▶ **What the task asks**
What lines below contain the word "reviews"? Please pull each one out.

▶ **Data provided**
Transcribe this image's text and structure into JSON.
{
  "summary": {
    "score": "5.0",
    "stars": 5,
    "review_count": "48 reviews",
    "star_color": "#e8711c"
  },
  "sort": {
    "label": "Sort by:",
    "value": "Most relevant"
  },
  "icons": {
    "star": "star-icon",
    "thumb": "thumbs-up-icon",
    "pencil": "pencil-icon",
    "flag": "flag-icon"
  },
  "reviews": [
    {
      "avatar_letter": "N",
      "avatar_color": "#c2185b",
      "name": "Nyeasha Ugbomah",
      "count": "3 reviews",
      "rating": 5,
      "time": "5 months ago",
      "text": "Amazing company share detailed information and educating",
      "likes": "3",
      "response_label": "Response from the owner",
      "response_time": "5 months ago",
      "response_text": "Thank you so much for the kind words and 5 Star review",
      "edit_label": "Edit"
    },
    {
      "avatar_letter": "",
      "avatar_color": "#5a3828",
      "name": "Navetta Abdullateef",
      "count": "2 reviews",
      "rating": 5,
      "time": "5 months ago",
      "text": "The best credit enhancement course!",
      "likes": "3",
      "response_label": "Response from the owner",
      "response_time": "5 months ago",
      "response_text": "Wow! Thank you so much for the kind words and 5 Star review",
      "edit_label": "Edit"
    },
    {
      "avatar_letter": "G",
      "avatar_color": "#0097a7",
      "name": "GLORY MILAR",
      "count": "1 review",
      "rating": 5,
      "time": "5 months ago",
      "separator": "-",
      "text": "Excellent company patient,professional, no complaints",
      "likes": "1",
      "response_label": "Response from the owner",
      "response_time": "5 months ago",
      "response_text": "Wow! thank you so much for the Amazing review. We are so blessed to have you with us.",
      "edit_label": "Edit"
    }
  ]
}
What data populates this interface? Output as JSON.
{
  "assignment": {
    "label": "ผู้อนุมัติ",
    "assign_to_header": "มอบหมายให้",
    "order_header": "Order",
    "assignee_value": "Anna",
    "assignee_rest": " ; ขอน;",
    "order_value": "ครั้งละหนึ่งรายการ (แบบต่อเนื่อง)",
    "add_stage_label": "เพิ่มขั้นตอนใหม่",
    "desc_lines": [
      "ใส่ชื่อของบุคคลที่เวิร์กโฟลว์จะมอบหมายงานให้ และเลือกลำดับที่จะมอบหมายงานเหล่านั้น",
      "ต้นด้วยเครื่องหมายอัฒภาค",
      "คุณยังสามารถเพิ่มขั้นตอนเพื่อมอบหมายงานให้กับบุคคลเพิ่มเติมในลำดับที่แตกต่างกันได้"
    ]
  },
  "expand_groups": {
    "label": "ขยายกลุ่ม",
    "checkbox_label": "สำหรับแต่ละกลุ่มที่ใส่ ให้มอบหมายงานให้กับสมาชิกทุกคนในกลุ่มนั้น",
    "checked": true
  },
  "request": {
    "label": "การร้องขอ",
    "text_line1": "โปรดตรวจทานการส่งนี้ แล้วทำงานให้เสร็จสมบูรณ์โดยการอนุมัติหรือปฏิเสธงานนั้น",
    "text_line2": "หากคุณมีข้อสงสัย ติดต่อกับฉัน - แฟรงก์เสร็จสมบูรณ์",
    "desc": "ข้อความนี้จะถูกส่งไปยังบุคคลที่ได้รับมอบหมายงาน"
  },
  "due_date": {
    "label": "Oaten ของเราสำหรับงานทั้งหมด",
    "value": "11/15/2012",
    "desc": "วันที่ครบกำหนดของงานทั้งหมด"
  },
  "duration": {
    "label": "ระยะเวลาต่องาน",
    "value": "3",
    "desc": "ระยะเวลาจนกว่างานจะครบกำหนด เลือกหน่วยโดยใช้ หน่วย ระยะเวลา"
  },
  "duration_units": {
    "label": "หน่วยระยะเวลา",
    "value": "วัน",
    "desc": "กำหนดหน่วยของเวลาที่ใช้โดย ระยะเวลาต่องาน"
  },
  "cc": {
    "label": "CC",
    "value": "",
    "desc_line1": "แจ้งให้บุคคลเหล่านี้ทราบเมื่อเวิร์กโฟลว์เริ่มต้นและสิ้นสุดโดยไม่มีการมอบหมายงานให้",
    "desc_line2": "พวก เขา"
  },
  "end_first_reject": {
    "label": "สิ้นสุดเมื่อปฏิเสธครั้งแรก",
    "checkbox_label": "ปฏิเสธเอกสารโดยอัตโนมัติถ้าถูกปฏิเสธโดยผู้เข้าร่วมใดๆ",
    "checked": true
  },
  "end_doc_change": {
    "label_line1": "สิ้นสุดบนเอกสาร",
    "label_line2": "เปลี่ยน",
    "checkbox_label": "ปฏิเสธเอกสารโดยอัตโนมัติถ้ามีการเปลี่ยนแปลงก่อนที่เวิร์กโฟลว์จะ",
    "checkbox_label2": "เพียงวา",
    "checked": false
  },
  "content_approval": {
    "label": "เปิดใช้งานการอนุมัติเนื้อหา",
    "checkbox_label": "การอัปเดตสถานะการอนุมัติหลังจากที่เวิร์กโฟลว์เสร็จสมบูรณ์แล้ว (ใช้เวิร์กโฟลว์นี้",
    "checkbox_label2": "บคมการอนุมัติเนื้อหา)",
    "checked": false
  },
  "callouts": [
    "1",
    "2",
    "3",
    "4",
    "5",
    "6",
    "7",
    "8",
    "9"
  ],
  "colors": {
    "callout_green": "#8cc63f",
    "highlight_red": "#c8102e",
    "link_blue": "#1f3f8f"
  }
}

▶ **Your response**
    "review_count": "48 reviews",
  "reviews": [
      "count": "3 reviews",
      "count": "2 reviews",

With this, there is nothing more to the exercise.